“For younger women, the likelihood of using contraception is lower, which has serious implications when we consider the statistics for teenage pregnancy,” says Dr Cammock.


During the focus groups, many women admitted that they didn’t receive any information about family planning at home and weren’t sure how to make sense of the information that they received at school.


“Participants told us that it is very different talking about reproductive health in Fiji, where the guidance is always abstinence,” says Dr Cammock.


“There are a lot of negative connotations and stigma associated with family planning. For young people coming here, they are often trying to balance traditional ways of thinking with the new norms they are exposed to in New Zealand.”


The study also revealed a strong correlation between marital status and the use of family planning. iTaukei women who are married or in a relationship are 10 times more likely to use contraception compared to those who are single. The average age at which they began practicing family planning methods was 24 years.


Similarly, education is an important factor in raising awareness of family planning. The higher the level of education, the greater the exposure to information. And, having a tertiary education significantly increased the odds of iTaukei women ever having used contraception.


“Education opens your mind to different ways of thinking. It’s important, because – if you come from a traditional culture that is hierarchical and dominated by men – finding autonomy can be a challenge,” says Dr Cammock.


Her dedication to reproductive health and women’s issues could be described as hereditary. Born and raised in the Fijian town of Nausori, she grew up with seven sisters and a mother who worked as a midwife.


Pregnancy and childbirth are constants throughout her life.


“I have a strong mother and strong sisters. And, I grew up surrounded by the experiences of all these women. When I started thinking about research topics, reproductive health felt like the natural choice, because I could see the impact it would have on the people around me,” she says.


Dr Cammock’s current research is part of a larger body of work on family planning among iTaukei women. Other papers published from her research examine unmet need and access, while this study delves into awareness and practice. It is the first country comparative study of family planning patterns among any Pacific peoples.


“The next step is to report on the social and cultural aspects found in my research, which required a qualitative approach – letting women just tell me their stories,” she says.


“The findings will hopefully help us clarify what we mean when we refer to social and cultural barriers. It’s something that is seldom explored sufficiently. Most people are aware that a problem exists, but they don’t fully comprehend what that problem is.”
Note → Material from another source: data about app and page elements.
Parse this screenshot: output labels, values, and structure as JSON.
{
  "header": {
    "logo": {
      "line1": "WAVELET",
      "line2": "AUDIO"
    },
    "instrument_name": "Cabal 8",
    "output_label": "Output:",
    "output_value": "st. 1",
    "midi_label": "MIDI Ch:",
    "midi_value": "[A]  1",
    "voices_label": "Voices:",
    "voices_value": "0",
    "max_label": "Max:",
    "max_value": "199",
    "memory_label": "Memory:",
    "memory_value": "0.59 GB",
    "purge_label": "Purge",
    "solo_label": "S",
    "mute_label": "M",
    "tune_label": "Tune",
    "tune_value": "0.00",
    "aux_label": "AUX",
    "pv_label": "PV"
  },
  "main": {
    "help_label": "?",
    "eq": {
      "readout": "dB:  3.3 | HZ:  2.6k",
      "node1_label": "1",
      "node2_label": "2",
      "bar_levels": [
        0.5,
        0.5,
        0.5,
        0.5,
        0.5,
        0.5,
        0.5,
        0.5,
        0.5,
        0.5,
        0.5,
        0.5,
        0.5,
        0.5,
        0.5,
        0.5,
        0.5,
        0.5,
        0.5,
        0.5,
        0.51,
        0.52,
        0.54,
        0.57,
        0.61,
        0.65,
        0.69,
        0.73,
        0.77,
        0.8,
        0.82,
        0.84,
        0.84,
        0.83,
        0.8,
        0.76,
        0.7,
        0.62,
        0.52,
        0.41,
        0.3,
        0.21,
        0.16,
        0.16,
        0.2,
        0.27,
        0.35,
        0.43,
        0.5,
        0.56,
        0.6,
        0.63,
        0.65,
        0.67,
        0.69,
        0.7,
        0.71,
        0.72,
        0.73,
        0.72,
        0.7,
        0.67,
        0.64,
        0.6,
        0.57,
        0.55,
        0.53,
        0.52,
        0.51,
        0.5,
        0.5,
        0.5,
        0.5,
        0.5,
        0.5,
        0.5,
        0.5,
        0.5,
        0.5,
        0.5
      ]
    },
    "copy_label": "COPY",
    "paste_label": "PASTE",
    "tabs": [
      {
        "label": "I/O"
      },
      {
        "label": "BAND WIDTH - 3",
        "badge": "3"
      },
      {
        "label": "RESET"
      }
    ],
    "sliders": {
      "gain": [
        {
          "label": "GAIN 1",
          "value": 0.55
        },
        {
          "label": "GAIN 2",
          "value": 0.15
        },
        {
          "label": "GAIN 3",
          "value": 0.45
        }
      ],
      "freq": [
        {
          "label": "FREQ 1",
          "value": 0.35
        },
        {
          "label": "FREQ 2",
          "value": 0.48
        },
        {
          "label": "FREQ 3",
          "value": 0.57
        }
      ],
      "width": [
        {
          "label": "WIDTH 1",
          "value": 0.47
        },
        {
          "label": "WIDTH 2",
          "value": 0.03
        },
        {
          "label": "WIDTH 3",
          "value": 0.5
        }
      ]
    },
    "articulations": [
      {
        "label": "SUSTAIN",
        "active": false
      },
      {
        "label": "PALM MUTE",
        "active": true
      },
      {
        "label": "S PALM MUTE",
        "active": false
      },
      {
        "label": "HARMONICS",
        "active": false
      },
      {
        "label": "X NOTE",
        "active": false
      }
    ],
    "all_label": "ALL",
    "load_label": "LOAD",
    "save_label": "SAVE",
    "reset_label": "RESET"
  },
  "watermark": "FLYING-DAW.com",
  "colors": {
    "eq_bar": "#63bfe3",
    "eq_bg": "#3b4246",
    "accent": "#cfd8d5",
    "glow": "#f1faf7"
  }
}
Dr Cammock is calling for a wider multi-sector approach to make family planning services more accessible to Pacific minority groups.


“We can’t look at health or health services as something that only the Ministry of Health is responsible for. Education plays an important role, especially sex education in secondary schools. But, we need to ensure that the information being provided is responsible and help teachers deliver the content in a way that is culturally sensitive,” she says.


Dr Cammock joined AUT as part of the Māori and Pacific Early Academic Career Programme, which provides an opportunity for new scholars to take on permanent roles as research-active lecturers. She currently lectures on public health at AUT South Campus.


From the outset of her research, it became apparent that there was little information regarding the reproductive health of Pacific peoples in New Zealand and next to nothing written about indigenous Fijians on the topic.


“A lot of research is dominated by other Pacific cultures, so I am bringing the perspective of a smaller Pacific group,” says Dr Cammock.


“Among the Pacific academic cohort that we have here in New Zealand, I would like to see more thought given to Fijian culture and the Fijian approach to health.


This would also give us a better understanding of the differences between Pacific ethnicities.”